“So we need to be there making sure they know we have these products, that we can help fuel their growth,” Premier Christy Clark says, explaining why she is leading a trade mission to China and India.
Premier Christy Clark leaves for Guangzhou, China, on Friday for a 14-day trade mission. Representatives of more than 120 companies, educational institutions and business groups and 100 people from community organizations in B.C. will be on the mission for at least part of the trip. Ms. Clark has scheduled more than 100 meetings, announcements and signings of contracts, memoranda of understanding and letters of intent before she returns on Nov. 18 from Delhi.
However, her trip may not mean much for the B.C. economy. An academic study on whether trade missions increase trade, published last year in the Canadian Journal of Economics, concluded that trade missions have “small, negative and mainly insignificant effects.”
Researchers at UBC’s Sauder School of Business – John Ries, HSBC professor in Asian business, and Keith Head, HSBC professor in Asian commerce – reviewed eight Team Canada trade missions to 17 different countries from 1994 to 2002. According to the Canadian government, the missions, often led by the prime minister, generated $33.2-billion in new business.
But several business deals would have happened regardless of whether the politicians made the trips, the researchers concluded. They did not find any reliable evidence that the missions generated tens of billions of dollars in new business deals.
“Trade is volatile,” Prof. Head said Wednesday in an interview. The research had a benchmark to show what could be expected without the missions and the results of the trips. “There was no significant change in trade. It was just as likely to go up [after the mission]as to go down.”
In searching for reasons why high-profile trips had no significant financial returns, the researchers found that the trips were to countries where Canadian businesses were already active. Announcements of new business deals were often agreements that would have been made regardless of the mission. The announcements were timed to coincide with the arrival of the politicians.
The College of the Rockies is one of 15 educational institutions participating in the mission. Similar to the findings in the academic study, the college had already planned to be in the area where the government trade mission was going.

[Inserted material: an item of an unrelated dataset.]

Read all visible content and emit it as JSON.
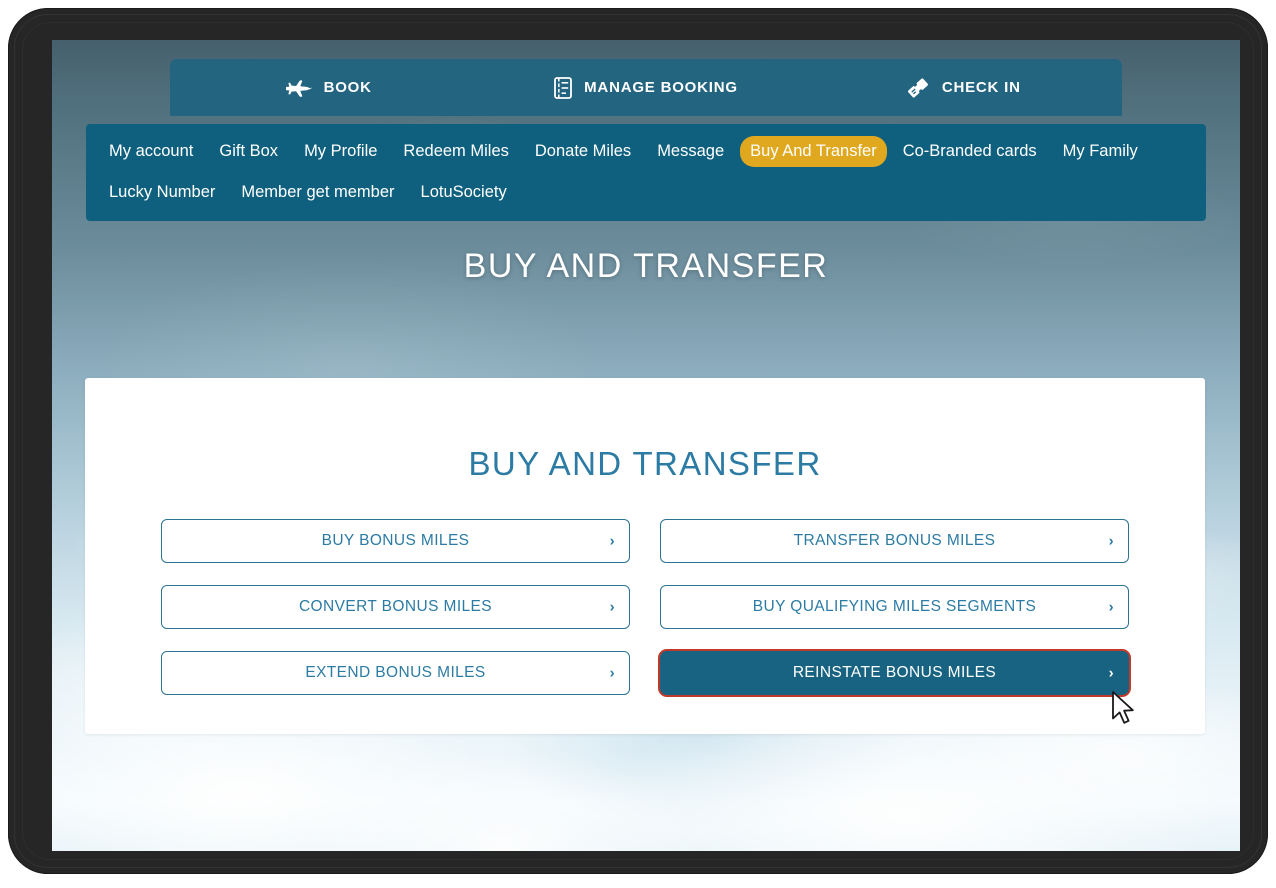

Patricia Bowron, the school’s executive director of international affairs, said the college often sends staff and faculty members to Asia to recruit and develop partnerships for faculty exchanges and overseas studies for students. Most recently, they were in Asia a week ago. Foreign students account for around 6 per cent of the enrolment of 2,633 at the Cranbrook-based college.
Ms. Bowron still saw value in joining with the trade mission. The government and education institutions will be working collaboratively to promote B.C. as a destination, she said. That message will help the college in its work, she said.
Another example: Several B.C. mining companies will be in Beijing when Ms. Clark arrives. Ms. Clark’s trip coincides with the sixth annual “investment attraction mission to China.” The B.C. government organizes the mining-related mission to profile B.C. resources and help exploration companies find potential partners.
The mining-industry mission is in various cities in China from Nov. 2 to Nov. 15. But on Nov. 8, both the mining-industry mission and Ms. Clark are scheduled to be at the Canada Mineral Investment Forum.
Prof. Head said he did not set out to find that missions did not lead to an increase in trade. A conclusion that trade increased after a mission would have bolstered other research he was working on. “I was disappointed when it did not play out, and we could not find the results,” Prof. Head said.
“But you have to let the data speak … Until we have some real evidence to show that they work, we better trust the statistics. That’s why we look at data.”